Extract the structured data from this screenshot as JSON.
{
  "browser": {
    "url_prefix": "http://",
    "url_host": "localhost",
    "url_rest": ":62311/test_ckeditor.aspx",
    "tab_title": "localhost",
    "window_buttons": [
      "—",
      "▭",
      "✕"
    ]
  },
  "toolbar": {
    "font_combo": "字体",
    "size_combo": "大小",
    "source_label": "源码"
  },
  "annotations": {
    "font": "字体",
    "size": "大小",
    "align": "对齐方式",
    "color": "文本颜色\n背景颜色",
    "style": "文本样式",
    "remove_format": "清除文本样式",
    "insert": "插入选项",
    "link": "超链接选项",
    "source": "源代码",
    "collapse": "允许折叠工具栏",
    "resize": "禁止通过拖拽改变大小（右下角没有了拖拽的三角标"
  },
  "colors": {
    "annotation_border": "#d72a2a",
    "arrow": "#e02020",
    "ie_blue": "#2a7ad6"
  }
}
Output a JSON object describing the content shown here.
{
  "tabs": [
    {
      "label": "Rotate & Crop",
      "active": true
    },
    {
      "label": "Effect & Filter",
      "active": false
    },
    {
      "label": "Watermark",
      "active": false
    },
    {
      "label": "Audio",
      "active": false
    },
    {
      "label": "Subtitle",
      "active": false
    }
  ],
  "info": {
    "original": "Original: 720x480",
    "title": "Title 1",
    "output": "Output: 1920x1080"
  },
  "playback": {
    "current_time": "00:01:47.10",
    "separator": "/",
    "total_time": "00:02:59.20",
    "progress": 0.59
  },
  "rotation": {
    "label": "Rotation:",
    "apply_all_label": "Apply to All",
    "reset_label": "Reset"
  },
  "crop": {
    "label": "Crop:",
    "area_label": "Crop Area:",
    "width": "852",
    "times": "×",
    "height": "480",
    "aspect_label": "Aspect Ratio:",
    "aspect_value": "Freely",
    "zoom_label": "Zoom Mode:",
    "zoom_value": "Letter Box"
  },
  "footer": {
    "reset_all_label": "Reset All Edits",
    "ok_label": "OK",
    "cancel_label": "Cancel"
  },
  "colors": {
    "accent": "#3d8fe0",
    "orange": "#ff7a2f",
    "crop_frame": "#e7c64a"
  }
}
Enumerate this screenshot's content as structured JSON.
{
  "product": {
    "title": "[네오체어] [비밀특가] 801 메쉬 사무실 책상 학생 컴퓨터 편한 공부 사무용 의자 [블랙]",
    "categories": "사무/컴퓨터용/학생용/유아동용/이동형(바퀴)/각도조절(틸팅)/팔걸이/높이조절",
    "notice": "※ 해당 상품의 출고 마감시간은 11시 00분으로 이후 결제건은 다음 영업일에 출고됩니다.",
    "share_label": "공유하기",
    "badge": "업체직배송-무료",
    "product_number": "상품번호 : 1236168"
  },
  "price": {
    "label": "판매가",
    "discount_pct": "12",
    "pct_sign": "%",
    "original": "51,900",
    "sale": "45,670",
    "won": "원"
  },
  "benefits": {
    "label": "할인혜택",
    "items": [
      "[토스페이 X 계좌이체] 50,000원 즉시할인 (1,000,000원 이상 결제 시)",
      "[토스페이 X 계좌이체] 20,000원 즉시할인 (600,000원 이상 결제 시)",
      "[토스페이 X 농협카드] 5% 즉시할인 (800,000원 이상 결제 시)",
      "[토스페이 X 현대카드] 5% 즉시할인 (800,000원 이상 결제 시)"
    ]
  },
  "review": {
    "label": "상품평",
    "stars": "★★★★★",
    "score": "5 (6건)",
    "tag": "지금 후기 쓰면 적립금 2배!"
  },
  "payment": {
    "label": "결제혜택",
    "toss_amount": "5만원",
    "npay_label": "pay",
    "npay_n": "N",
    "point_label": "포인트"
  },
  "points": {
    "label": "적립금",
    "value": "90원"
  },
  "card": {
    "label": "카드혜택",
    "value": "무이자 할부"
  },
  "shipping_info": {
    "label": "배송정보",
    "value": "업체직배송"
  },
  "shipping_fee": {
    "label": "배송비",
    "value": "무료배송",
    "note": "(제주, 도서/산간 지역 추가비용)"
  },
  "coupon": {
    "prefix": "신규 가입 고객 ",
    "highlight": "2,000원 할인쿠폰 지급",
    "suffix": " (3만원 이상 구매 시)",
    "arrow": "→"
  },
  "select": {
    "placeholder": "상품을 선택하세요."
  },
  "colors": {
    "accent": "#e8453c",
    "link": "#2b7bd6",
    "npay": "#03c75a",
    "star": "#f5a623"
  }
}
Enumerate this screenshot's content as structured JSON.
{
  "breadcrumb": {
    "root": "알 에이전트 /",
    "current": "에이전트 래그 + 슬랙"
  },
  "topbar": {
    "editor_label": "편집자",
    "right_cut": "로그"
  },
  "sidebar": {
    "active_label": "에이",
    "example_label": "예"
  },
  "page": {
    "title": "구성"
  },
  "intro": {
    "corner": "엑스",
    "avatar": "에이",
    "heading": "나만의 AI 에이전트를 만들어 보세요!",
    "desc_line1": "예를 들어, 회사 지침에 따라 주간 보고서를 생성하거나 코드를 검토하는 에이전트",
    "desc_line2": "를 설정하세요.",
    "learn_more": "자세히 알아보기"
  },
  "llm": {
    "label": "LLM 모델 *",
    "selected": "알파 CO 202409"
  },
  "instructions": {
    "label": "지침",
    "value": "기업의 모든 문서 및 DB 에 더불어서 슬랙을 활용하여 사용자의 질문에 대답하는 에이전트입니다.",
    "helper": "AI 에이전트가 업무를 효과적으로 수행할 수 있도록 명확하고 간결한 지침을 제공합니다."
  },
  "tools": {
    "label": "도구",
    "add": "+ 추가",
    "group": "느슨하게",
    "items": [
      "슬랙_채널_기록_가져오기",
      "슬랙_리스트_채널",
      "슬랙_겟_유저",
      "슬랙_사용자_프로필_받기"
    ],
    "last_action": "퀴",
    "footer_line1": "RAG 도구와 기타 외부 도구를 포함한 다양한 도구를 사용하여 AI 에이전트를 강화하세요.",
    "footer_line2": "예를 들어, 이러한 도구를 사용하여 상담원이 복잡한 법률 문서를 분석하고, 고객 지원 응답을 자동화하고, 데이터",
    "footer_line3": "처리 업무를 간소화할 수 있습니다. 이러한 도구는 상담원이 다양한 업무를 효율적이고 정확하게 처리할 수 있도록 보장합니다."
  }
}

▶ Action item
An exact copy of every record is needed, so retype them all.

▶ Problem solution
Extract the structured data from this screenshot as JSON.
{
  "browser": {
    "url_prefix": "http://",
    "url_host": "localhost",
    "url_rest": ":62311/test_ckeditor.aspx",
    "tab_title": "localhost",
    "window_buttons": [
      "—",
      "▭",
      "✕"
    ]
  },
  "toolbar": {
    "font_combo": "字体",
    "size_combo": "大小",
    "source_label": "源码"
  },
  "annotations": {
    "font": "字体",
    "size": "大小",
    "align": "对齐方式",
    "color": "文本颜色\n背景颜色",
    "style": "文本样式",
    "remove_format": "清除文本样式",
    "insert": "插入选项",
    "link": "超链接选项",
    "source": "源代码",
    "collapse": "允许折叠工具栏",
    "resize": "禁止通过拖拽改变大小（右下角没有了拖拽的三角标"
  },
  "colors": {
    "annotation_border": "#d72a2a",
    "arrow": "#e02020",
    "ie_blue": "#2a7ad6"
  }
}
Output a JSON object describing the content shown here.
{
  "tabs": [
    {
      "label": "Rotate & Crop",
      "active": true
    },
    {
      "label": "Effect & Filter",
      "active": false
    },
    {
      "label": "Watermark",
      "active": false
    },
    {
      "label": "Audio",
      "active": false
    },
    {
      "label": "Subtitle",
      "active": false
    }
  ],
  "info": {
    "original": "Original: 720x480",
    "title": "Title 1",
    "output": "Output: 1920x1080"
  },
  "playback": {
    "current_time": "00:01:47.10",
    "separator": "/",
    "total_time": "00:02:59.20",
    "progress": 0.59
  },
  "rotation": {
    "label": "Rotation:",
    "apply_all_label": "Apply to All",
    "reset_label": "Reset"
  },
  "crop": {
    "label": "Crop:",
    "area_label": "Crop Area:",
    "width": "852",
    "times": "×",
    "height": "480",
    "aspect_label": "Aspect Ratio:",
    "aspect_value": "Freely",
    "zoom_label": "Zoom Mode:",
    "zoom_value": "Letter Box"
  },
  "footer": {
    "reset_all_label": "Reset All Edits",
    "ok_label": "OK",
    "cancel_label": "Cancel"
  },
  "colors": {
    "accent": "#3d8fe0",
    "orange": "#ff7a2f",
    "crop_frame": "#e7c64a"
  }
}
Enumerate this screenshot's content as structured JSON.
{
  "product": {
    "title": "[네오체어] [비밀특가] 801 메쉬 사무실 책상 학생 컴퓨터 편한 공부 사무용 의자 [블랙]",
    "categories": "사무/컴퓨터용/학생용/유아동용/이동형(바퀴)/각도조절(틸팅)/팔걸이/높이조절",
    "notice": "※ 해당 상품의 출고 마감시간은 11시 00분으로 이후 결제건은 다음 영업일에 출고됩니다.",
    "share_label": "공유하기",
    "badge": "업체직배송-무료",
    "product_number": "상품번호 : 1236168"
  },
  "price": {
    "label": "판매가",
    "discount_pct": "12",
    "pct_sign": "%",
    "original": "51,900",
    "sale": "45,670",
    "won": "원"
  },
  "benefits": {
    "label": "할인혜택",
    "items": [
      "[토스페이 X 계좌이체] 50,000원 즉시할인 (1,000,000원 이상 결제 시)",
      "[토스페이 X 계좌이체] 20,000원 즉시할인 (600,000원 이상 결제 시)",
      "[토스페이 X 농협카드] 5% 즉시할인 (800,000원 이상 결제 시)",
      "[토스페이 X 현대카드] 5% 즉시할인 (800,000원 이상 결제 시)"
    ]
  },
  "review": {
    "label": "상품평",
    "stars": "★★★★★",
    "score": "5 (6건)",
    "tag": "지금 후기 쓰면 적립금 2배!"
  },
  "payment": {
    "label": "결제혜택",
    "toss_amount": "5만원",
    "npay_label": "pay",
    "npay_n": "N",
    "point_label": "포인트"
  },
  "points": {
    "label": "적립금",
    "value": "90원"
  },
  "card": {
    "label": "카드혜택",
    "value": "무이자 할부"
  },
  "shipping_info": {
    "label": "배송정보",
    "value": "업체직배송"
  },
  "shipping_fee": {
    "label": "배송비",
    "value": "무료배송",
    "note": "(제주, 도서/산간 지역 추가비용)"
  },
  "coupon": {
    "prefix": "신규 가입 고객 ",
    "highlight": "2,000원 할인쿠폰 지급",
    "suffix": " (3만원 이상 구매 시)",
    "arrow": "→"
  },
  "select": {
    "placeholder": "상품을 선택하세요."
  },
  "colors": {
    "accent": "#e8453c",
    "link": "#2b7bd6",
    "npay": "#03c75a",
    "star": "#f5a623"
  }
}
Enumerate this screenshot's content as structured JSON.
{
  "breadcrumb": {
    "root": "알 에이전트 /",
    "current": "에이전트 래그 + 슬랙"
  },
  "topbar": {
    "editor_label": "편집자",
    "right_cut": "로그"
  },
  "sidebar": {
    "active_label": "에이",
    "example_label": "예"
  },
  "page": {
    "title": "구성"
  },
  "intro": {
    "corner": "엑스",
    "avatar": "에이",
    "heading": "나만의 AI 에이전트를 만들어 보세요!",
    "desc_line1": "예를 들어, 회사 지침에 따라 주간 보고서를 생성하거나 코드를 검토하는 에이전트",
    "desc_line2": "를 설정하세요.",
    "learn_more": "자세히 알아보기"
  },
  "llm": {
    "label": "LLM 모델 *",
    "selected": "알파 CO 202409"
  },
  "instructions": {
    "label": "지침",
    "value": "기업의 모든 문서 및 DB 에 더불어서 슬랙을 활용하여 사용자의 질문에 대답하는 에이전트입니다.",
    "helper": "AI 에이전트가 업무를 효과적으로 수행할 수 있도록 명확하고 간결한 지침을 제공합니다."
  },
  "tools": {
    "label": "도구",
    "add": "+ 추가",
    "group": "느슨하게",
    "items": [
      "슬랙_채널_기록_가져오기",
      "슬랙_리스트_채널",
      "슬랙_겟_유저",
      "슬랙_사용자_프로필_받기"
    ],
    "last_action": "퀴",
    "footer_line1": "RAG 도구와 기타 외부 도구를 포함한 다양한 도구를 사용하여 AI 에이전트를 강화하세요.",
    "footer_line2": "예를 들어, 이러한 도구를 사용하여 상담원이 복잡한 법률 문서를 분석하고, 고객 지원 응답을 자동화하고, 데이터",
    "footer_line3": "처리 업무를 간소화할 수 있습니다. 이러한 도구는 상담원이 다양한 업무를 효율적이고 정확하게 처리할 수 있도록 보장합니다."
  }
}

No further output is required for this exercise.